The nautanki performances of northern India entertain their audiences with often ribald and profane stories. Rooted in the peasant society of pre-modern India, this theater vibrates with lively dancing, pulsating drumbeats, and full-throated singing. In Grounds for Play, Kathryn Hansen draws on field research to describe the different elements of nautanki performance: music, dance, poetry, popular story lines, and written texts. She traces the social history of the form and explores the play of meanings within nautanki narratives, focusing on the ways important social issues such as political authority, community identity, and gender differences are represented in these narratives.

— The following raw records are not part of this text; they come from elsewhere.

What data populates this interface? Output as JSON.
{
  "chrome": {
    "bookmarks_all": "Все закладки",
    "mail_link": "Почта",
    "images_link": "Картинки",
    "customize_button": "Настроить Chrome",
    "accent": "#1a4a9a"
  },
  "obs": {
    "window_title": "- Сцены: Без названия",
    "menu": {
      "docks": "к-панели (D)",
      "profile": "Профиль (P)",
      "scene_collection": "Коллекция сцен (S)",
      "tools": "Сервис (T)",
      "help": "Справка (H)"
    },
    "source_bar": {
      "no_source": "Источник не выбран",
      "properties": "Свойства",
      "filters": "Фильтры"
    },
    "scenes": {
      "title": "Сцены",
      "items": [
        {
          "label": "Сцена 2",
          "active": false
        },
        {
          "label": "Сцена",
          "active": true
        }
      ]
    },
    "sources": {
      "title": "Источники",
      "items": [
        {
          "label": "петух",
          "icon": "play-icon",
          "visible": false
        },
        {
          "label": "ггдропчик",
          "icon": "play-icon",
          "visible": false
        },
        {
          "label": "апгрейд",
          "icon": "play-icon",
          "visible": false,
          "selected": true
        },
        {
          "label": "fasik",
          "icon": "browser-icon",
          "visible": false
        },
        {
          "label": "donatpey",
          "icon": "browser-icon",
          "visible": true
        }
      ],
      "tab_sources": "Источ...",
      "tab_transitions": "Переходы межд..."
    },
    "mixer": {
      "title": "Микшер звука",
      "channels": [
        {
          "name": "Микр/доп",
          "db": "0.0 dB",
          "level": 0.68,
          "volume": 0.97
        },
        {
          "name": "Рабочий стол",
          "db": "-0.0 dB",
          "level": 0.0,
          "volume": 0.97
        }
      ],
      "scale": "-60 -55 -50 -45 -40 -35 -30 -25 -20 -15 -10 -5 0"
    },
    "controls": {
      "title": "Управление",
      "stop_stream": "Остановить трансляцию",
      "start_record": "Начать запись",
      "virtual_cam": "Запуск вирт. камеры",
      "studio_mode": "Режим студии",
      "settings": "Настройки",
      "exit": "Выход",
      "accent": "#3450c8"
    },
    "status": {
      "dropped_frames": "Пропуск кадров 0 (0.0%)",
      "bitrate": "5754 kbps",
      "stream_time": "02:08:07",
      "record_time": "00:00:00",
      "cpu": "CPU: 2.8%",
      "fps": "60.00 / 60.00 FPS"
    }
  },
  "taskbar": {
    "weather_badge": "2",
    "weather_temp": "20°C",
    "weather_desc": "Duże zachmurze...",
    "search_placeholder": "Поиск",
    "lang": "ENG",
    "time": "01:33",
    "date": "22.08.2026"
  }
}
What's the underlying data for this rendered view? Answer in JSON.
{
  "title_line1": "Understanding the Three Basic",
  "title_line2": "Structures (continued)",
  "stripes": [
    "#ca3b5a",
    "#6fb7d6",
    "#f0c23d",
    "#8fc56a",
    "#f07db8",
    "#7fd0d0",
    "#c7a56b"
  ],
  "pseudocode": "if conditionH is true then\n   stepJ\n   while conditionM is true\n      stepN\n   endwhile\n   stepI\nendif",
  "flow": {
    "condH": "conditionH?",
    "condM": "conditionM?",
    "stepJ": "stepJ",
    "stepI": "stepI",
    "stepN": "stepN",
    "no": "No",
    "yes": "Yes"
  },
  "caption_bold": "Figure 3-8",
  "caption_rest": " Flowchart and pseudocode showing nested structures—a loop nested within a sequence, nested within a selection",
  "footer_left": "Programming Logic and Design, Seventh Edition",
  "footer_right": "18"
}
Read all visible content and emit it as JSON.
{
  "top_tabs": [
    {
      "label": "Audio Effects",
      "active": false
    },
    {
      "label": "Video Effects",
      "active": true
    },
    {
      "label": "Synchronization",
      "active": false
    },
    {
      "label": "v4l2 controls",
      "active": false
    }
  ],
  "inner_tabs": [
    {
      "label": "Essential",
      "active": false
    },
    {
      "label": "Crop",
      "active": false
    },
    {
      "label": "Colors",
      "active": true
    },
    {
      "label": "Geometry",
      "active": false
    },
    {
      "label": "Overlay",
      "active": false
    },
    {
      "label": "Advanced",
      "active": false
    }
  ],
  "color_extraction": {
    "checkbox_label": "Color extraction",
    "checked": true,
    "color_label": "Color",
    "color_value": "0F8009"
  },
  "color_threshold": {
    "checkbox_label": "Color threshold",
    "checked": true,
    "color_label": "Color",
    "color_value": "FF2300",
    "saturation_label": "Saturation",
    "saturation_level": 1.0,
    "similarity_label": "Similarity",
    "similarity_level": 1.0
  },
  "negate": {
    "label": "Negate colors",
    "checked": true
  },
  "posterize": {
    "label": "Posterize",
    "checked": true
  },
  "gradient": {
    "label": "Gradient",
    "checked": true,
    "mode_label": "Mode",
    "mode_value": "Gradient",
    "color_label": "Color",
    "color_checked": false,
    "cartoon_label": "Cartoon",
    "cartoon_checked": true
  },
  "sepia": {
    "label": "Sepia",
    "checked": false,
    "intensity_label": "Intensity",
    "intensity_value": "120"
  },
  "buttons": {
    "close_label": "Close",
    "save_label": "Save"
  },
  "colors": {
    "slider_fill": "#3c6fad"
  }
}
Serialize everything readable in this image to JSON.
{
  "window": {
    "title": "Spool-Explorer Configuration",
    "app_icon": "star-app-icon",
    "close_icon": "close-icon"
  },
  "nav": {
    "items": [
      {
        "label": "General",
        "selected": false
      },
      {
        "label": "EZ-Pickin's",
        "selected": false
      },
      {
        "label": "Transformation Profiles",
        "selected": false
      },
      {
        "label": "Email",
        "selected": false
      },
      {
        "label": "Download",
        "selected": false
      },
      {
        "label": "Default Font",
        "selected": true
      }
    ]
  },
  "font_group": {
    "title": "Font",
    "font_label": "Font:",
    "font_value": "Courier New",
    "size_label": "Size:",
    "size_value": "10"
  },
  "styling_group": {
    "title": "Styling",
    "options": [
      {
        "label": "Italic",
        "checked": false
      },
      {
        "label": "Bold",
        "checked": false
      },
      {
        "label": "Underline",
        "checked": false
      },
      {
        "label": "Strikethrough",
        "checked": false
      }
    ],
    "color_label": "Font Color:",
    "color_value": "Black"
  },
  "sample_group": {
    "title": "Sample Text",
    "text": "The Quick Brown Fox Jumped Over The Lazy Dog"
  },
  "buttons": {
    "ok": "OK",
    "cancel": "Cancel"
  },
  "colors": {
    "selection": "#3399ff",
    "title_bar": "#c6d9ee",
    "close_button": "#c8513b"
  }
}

Unlike other styles of Indian theater, the nautanki does not draw on the pan-Indian religious epics such as the Ramayana or the Mahabharata for its subjects. Indeed, their storylines tend to center on the vicissitudes of stranded heroines in the throes of melodramatic romance. Whereas nautanki performers were once much in demand, live performances now are rare and nautanki increasingly reaches its audiences through electronic media—records, cassettes, films, television. In spite of this change, the theater form still functions as an effective conduit in the cultural flow that connects urban centers and the hinterland in an ongoing process of exchange.